Every spring since 1991, Mizzou and Commerce Bank have surprised some of our favorite professors with the Kemper Fellowship for Teaching Excellence, a $10,000 award that recognizes top teaching and stellar mentorship. The 2016 fellows are Mary Beck, JD ’88 (law), Sarah Bush (biology), Robert O’Connell (engineering), Earnest Perry, MA ’95, PhD ’98 (journalism) and Alexandra Socarides (English). We aren’t the only people who think our professors are the best. This academic year, five MU faculty members were named fellows of the American Association for the Advancement of Science, three were named fellows of the National Academy of Inventors, and one was inducted into the American Academy of Nursing. In the spring semester, our faculty won awards from the Kennedy Center American College Theater Festival and the Sundance Film Festival as well as earning the Southeastern Conference’s Faculty Achievement Award. One was even named India’s Person of the Year in Science — while living here in Columbia. Learn more about our award‐winning faculty at

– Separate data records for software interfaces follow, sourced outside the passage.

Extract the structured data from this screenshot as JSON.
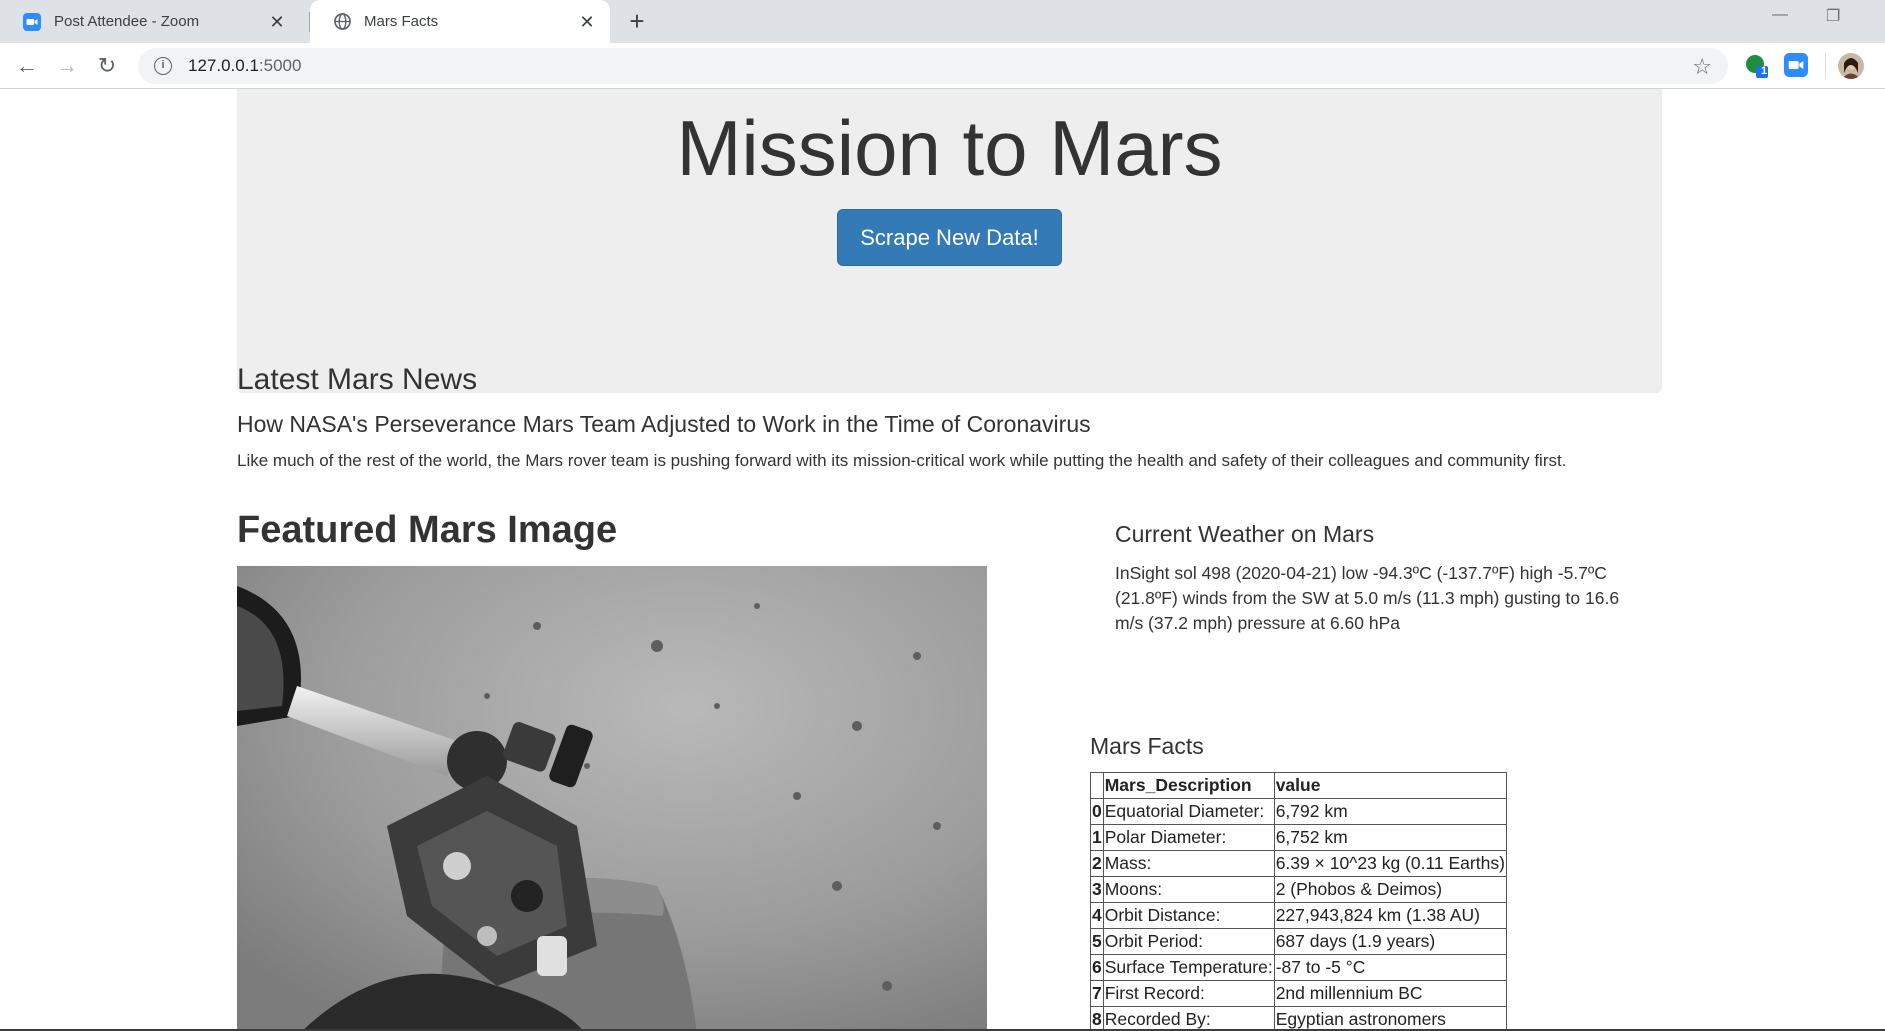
{
  "browser": {
    "tabs": [
      {
        "title": "Post Attendee - Zoom",
        "icon": "zoom-icon",
        "active": false
      },
      {
        "title": "Mars Facts",
        "icon": "globe-icon",
        "active": true
      }
    ],
    "url_host": "127.0.0.1",
    "url_port": ":5000",
    "zoom_badge_count": "1"
  },
  "jumbotron": {
    "title": "Mission to Mars",
    "button_label": "Scrape New Data!"
  },
  "news": {
    "heading": "Latest Mars News",
    "title": "How NASA's Perseverance Mars Team Adjusted to Work in the Time of Coronavirus",
    "paragraph": "Like much of the rest of the world, the Mars rover team is pushing forward with its mission-critical work while putting the health and safety of their colleagues and community first."
  },
  "featured": {
    "heading": "Featured Mars Image"
  },
  "weather": {
    "heading": "Current Weather on Mars",
    "text": "InSight sol 498 (2020-04-21) low -94.3ºC (-137.7ºF) high -5.7ºC (21.8ºF) winds from the SW at 5.0 m/s (11.3 mph) gusting to 16.6 m/s (37.2 mph) pressure at 6.60 hPa"
  },
  "facts": {
    "heading": "Mars Facts",
    "columns": [
      "Mars_Description",
      "value"
    ],
    "rows": [
      {
        "index": "0",
        "desc": "Equatorial Diameter:",
        "value": "6,792 km"
      },
      {
        "index": "1",
        "desc": "Polar Diameter:",
        "value": "6,752 km"
      },
      {
        "index": "2",
        "desc": "Mass:",
        "value": "6.39 × 10^23 kg (0.11 Earths)"
      },
      {
        "index": "3",
        "desc": "Moons:",
        "value": "2 (Phobos & Deimos)"
      },
      {
        "index": "4",
        "desc": "Orbit Distance:",
        "value": "227,943,824 km (1.38 AU)"
      },
      {
        "index": "5",
        "desc": "Orbit Period:",
        "value": "687 days (1.9 years)"
      },
      {
        "index": "6",
        "desc": "Surface Temperature:",
        "value": "-87 to -5 °C"
      },
      {
        "index": "7",
        "desc": "First Record:",
        "value": "2nd millennium BC"
      },
      {
        "index": "8",
        "desc": "Recorded By:",
        "value": "Egyptian astronomers"
      }
    ]
  },
  "colors": {
    "accent": "#337ab7",
    "jumbotron_bg": "#eeeeee",
    "tabstrip_bg": "#dee1e6"
  }
}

professor surprised

Commerce Bank Chairman Jim Schatz (back left) and Interim Chancellor Hank Foley (right) surprise journalism associate professor Earnest Perry with a $10,000 check. Perry is one of five faculty members to earn the 2016 Kemper Fellowship for Teaching Excellence. Photo by Shane Epping.

5. We’re making big discoveries.

vesicle scan

A cross‐section of seminal vesicles in mice shows the glands and fluid where bacteria can live. Research by Cheryl Rosenfeld could help prevent reproductive disorders in men.

Mizzou is a place for innovation and big eureka moments. This academic year, in Mizzou labs and facilities, researchers have made breakthroughs and discoveries that can improve our quality of life. Just a few examples: Salman Hyder and his team discovered that compounds in a cholesterol‐fighting drug can kill prostate cancer cells and that compounds in vegetables can reduce breast cancer risk. Silvia Jurisson and her team received a U.S. patent for a new method that uses nuclear isotopes to target, diagnose and treat cancer. Elizabeth Loboa and her team figured out that textile‐manufacturing methods can be used to make human tissues. Cheryl Rosenfeld, PhD ’09, and her team discovered that a microbiome in the male reproductive tract harboring harmful bacteria can cause reproductive disorders. Jian Lin and his team developed a laser‐writing technique for making more environmentally friendly microbatteries.

Mizzou is known for its collaborative environment. You don’t become a 177‐year‐old institution without learning to work together, adapt to change, and commit every day’s work to the idea that the Mizzou we leave to the next generation will be better for each of us having been here.